Goal of the exercise: The following entries should be restated word for word, pictures excluded.

Data section:
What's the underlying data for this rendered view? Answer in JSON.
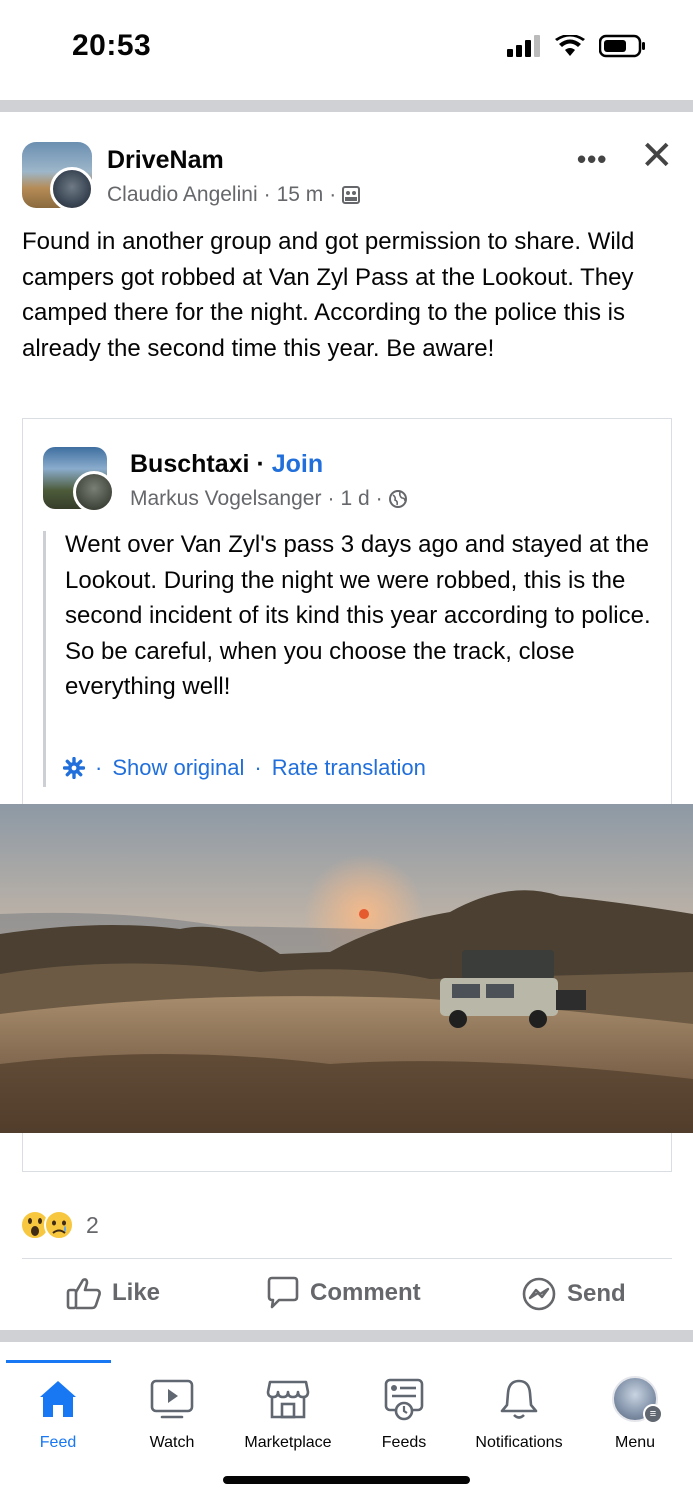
{
  "status": {
    "time": "20:53"
  },
  "post": {
    "group_name": "DriveNam",
    "author": "Claudio Angelini",
    "time": "15 m",
    "separator": "·",
    "text": "Found in another group and got permission to share. Wild campers got robbed at Van Zyl Pass at the Lookout. They camped there for the night. According to the police this is already the second time this year. Be aware!"
  },
  "shared": {
    "group_name": "Buschtaxi",
    "join_label": "Join",
    "author": "Markus Vogelsanger",
    "time": "1 d",
    "text": "Went over Van Zyl's pass 3 days ago and stayed at the Lookout. During the night we were robbed, this is the second incident of its kind this year according to police. So be careful, when you choose the track, close everything well!",
    "show_original": "Show original",
    "rate_translation": "Rate translation"
  },
  "reactions": {
    "count": "2",
    "emojis": [
      "shocked-emoji",
      "sad-emoji"
    ]
  },
  "actions": {
    "like": "Like",
    "comment": "Comment",
    "send": "Send"
  },
  "nav": {
    "feed": "Feed",
    "watch": "Watch",
    "marketplace": "Marketplace",
    "feeds": "Feeds",
    "notifications": "Notifications",
    "menu": "Menu"
  },
  "colors": {
    "accent": "#1877f2",
    "link": "#216fdb",
    "muted": "#65676b"
  }
}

Expected answer:
What's the underlying data for this rendered view? Answer in JSON.
{
  "status": {
    "time": "20:53"
  },
  "post": {
    "group_name": "DriveNam",
    "author": "Claudio Angelini",
    "time": "15 m",
    "separator": "·",
    "text": "Found in another group and got permission to share. Wild campers got robbed at Van Zyl Pass at the Lookout. They camped there for the night. According to the police this is already the second time this year. Be aware!"
  },
  "shared": {
    "group_name": "Buschtaxi",
    "join_label": "Join",
    "author": "Markus Vogelsanger",
    "time": "1 d",
    "text": "Went over Van Zyl's pass 3 days ago and stayed at the Lookout. During the night we were robbed, this is the second incident of its kind this year according to police. So be careful, when you choose the track, close everything well!",
    "show_original": "Show original",
    "rate_translation": "Rate translation"
  },
  "reactions": {
    "count": "2",
    "emojis": [
      "shocked-emoji",
      "sad-emoji"
    ]
  },
  "actions": {
    "like": "Like",
    "comment": "Comment",
    "send": "Send"
  },
  "nav": {
    "feed": "Feed",
    "watch": "Watch",
    "marketplace": "Marketplace",
    "feeds": "Feeds",
    "notifications": "Notifications",
    "menu": "Menu"
  },
  "colors": {
    "accent": "#1877f2",
    "link": "#216fdb",
    "muted": "#65676b"
  }
}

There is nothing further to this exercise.